Material for this task START

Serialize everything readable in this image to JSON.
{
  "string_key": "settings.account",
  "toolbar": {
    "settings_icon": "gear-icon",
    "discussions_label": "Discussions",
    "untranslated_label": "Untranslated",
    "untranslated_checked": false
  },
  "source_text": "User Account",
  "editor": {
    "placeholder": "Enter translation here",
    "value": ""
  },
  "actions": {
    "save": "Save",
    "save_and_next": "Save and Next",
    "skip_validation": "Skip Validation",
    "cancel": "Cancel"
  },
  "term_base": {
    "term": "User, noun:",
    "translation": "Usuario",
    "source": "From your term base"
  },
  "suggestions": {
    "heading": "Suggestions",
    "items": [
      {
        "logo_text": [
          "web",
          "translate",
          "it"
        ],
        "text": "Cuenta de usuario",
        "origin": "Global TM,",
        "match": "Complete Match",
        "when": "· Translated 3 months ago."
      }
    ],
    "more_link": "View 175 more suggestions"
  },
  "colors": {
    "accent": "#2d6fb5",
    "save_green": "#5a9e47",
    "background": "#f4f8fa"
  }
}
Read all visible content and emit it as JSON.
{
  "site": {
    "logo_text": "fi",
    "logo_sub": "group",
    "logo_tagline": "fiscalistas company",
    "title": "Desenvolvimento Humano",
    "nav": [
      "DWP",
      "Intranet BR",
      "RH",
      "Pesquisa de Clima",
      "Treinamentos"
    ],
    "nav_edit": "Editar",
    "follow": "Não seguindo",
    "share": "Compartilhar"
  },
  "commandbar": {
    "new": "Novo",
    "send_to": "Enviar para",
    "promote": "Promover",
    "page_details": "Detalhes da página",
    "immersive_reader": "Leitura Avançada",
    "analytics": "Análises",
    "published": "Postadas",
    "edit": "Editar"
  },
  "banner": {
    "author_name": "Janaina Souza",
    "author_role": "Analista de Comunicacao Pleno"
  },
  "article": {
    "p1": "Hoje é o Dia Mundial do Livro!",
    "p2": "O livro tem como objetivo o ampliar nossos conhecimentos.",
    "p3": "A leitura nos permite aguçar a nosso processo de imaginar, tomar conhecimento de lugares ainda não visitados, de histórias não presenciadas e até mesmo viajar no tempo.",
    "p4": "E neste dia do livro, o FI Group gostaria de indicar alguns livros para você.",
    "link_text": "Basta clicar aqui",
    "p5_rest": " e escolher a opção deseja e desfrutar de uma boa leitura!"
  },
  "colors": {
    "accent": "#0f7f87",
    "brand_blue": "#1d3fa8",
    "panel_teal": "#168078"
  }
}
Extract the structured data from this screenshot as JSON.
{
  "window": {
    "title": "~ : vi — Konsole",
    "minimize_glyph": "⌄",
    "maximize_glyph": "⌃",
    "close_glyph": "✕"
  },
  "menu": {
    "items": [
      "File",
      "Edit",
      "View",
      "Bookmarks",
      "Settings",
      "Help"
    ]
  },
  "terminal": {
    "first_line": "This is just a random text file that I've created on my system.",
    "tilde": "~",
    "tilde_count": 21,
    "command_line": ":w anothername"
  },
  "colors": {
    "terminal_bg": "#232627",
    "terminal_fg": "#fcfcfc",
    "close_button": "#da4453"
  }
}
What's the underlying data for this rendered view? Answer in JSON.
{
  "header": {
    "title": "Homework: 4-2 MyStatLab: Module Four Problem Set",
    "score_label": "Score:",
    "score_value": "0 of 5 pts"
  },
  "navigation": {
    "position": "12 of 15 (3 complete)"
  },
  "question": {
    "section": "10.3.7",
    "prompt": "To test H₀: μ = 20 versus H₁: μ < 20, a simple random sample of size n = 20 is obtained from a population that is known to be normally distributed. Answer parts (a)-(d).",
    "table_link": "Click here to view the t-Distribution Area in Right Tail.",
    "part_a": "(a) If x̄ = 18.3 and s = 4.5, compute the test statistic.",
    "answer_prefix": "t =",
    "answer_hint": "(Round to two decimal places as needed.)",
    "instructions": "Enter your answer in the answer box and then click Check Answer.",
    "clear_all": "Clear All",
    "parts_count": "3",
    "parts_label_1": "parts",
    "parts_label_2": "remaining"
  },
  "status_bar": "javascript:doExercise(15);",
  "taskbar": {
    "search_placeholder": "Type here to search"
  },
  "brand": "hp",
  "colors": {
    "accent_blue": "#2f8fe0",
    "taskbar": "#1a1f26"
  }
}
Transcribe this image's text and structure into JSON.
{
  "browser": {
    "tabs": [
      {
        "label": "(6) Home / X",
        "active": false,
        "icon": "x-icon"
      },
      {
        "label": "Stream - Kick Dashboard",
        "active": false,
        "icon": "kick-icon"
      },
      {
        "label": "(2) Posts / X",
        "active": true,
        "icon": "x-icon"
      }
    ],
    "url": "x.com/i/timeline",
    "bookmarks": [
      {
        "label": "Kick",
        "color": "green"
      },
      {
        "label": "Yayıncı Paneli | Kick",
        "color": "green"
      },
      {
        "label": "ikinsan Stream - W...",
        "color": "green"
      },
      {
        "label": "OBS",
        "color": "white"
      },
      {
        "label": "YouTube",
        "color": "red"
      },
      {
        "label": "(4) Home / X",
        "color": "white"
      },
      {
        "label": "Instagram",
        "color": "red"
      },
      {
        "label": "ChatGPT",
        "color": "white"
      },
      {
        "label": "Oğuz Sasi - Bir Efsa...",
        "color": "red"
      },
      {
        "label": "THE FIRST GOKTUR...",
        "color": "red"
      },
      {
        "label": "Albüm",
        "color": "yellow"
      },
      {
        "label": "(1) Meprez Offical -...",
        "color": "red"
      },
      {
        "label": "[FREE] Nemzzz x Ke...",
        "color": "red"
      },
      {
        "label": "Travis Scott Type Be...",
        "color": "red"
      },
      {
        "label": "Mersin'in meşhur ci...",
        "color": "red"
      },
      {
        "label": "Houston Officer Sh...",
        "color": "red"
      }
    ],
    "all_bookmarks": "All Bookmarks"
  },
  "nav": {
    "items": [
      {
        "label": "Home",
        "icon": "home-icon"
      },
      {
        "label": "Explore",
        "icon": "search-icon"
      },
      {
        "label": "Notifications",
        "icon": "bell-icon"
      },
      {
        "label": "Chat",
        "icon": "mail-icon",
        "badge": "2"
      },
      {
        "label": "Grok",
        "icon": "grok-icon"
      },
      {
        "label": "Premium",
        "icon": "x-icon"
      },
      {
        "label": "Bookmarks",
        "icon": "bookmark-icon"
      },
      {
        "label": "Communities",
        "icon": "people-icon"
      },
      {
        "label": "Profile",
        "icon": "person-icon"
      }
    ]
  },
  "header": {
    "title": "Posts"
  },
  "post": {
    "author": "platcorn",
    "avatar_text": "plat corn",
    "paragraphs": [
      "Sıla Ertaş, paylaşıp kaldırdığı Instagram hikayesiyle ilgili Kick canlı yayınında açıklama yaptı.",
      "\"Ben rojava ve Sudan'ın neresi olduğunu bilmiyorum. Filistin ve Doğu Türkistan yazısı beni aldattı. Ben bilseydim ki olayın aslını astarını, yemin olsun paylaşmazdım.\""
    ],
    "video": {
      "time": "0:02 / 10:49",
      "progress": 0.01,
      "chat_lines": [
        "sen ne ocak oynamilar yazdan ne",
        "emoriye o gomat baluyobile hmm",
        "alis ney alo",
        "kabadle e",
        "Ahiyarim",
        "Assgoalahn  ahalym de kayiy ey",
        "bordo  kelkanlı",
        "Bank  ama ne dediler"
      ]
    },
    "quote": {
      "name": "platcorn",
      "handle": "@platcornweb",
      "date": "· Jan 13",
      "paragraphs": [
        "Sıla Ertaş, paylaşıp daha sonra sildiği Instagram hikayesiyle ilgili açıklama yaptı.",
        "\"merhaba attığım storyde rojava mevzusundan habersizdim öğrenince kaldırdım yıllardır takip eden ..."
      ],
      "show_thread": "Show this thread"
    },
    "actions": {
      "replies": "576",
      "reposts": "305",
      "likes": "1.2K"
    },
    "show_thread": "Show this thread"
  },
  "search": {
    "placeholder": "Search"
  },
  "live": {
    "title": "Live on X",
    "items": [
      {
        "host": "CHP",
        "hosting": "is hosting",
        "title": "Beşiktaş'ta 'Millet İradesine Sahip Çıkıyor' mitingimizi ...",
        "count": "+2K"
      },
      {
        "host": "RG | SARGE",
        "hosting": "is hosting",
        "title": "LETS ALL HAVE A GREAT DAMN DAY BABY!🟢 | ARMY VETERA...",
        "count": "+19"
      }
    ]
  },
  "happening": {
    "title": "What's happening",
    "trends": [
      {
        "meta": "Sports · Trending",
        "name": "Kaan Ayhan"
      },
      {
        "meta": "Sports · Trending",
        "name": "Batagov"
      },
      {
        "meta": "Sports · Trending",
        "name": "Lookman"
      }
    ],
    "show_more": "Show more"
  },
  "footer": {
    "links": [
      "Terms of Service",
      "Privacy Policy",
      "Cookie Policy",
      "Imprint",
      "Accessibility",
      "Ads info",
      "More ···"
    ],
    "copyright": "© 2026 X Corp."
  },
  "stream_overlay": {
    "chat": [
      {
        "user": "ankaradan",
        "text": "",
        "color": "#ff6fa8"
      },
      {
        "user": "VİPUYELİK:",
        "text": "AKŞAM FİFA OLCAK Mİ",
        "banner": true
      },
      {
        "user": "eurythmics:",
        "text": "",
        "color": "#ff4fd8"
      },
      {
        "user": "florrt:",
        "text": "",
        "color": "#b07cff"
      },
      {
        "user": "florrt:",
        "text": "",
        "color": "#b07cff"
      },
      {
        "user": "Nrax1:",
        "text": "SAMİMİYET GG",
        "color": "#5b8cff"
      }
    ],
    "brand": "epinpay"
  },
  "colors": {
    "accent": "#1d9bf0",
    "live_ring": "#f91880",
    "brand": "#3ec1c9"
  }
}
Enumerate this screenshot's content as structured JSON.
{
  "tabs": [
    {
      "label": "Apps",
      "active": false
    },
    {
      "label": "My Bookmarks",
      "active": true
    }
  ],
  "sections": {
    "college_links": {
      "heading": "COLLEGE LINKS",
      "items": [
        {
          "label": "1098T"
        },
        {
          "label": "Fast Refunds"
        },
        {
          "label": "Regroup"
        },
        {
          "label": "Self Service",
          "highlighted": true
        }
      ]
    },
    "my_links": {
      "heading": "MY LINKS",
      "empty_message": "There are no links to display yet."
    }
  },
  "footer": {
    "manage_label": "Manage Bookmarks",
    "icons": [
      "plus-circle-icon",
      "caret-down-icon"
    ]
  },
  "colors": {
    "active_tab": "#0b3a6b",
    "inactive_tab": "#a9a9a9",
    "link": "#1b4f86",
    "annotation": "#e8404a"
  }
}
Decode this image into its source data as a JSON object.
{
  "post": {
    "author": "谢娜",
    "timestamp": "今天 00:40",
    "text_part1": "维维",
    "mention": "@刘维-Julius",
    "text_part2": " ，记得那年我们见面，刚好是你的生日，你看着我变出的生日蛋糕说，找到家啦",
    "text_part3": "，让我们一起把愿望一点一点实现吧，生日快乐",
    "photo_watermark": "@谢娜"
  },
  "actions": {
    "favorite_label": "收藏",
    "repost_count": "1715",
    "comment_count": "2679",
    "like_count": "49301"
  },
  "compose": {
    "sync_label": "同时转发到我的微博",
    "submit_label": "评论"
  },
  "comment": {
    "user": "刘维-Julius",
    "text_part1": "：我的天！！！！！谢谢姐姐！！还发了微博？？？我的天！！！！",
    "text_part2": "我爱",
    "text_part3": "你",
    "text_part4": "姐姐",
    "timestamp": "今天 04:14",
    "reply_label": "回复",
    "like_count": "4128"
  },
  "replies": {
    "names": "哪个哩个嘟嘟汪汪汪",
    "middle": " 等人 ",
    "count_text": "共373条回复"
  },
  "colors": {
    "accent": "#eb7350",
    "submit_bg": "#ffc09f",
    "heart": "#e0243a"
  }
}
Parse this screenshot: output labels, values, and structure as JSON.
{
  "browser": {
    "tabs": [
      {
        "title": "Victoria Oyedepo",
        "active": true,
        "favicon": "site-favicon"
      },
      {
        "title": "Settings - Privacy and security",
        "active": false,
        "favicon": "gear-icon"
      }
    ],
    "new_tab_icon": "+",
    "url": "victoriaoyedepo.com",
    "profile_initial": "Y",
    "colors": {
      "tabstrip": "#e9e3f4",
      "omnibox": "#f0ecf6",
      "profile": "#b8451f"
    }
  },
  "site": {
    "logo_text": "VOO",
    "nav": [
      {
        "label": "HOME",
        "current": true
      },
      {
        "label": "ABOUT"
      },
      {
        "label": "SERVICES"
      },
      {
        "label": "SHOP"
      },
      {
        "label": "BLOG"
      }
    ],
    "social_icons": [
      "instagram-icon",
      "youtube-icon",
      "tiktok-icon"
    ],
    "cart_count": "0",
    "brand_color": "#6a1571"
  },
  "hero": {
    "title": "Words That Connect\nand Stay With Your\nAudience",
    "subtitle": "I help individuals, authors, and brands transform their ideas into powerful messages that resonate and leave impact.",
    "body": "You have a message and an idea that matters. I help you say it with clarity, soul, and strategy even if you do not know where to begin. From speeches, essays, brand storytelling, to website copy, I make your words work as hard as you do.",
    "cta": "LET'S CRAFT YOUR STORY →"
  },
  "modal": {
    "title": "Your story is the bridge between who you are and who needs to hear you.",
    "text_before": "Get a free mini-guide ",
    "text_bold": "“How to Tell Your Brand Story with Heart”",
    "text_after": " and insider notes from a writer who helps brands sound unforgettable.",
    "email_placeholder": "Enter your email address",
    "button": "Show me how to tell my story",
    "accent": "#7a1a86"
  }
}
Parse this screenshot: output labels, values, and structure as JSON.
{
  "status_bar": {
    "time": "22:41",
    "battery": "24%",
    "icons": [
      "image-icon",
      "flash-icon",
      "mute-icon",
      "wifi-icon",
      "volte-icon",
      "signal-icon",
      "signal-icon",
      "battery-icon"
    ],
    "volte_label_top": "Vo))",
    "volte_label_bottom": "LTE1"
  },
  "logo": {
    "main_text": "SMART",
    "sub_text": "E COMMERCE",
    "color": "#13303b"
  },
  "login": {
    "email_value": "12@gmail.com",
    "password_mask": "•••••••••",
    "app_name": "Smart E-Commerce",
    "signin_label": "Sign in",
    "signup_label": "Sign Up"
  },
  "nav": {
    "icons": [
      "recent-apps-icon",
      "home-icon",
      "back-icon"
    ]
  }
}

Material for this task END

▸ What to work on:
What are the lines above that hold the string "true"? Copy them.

▸ Output below:
        "active": true,
        "banner": true
      "active": true
          "highlighted": true
        "active": true,
        "current": true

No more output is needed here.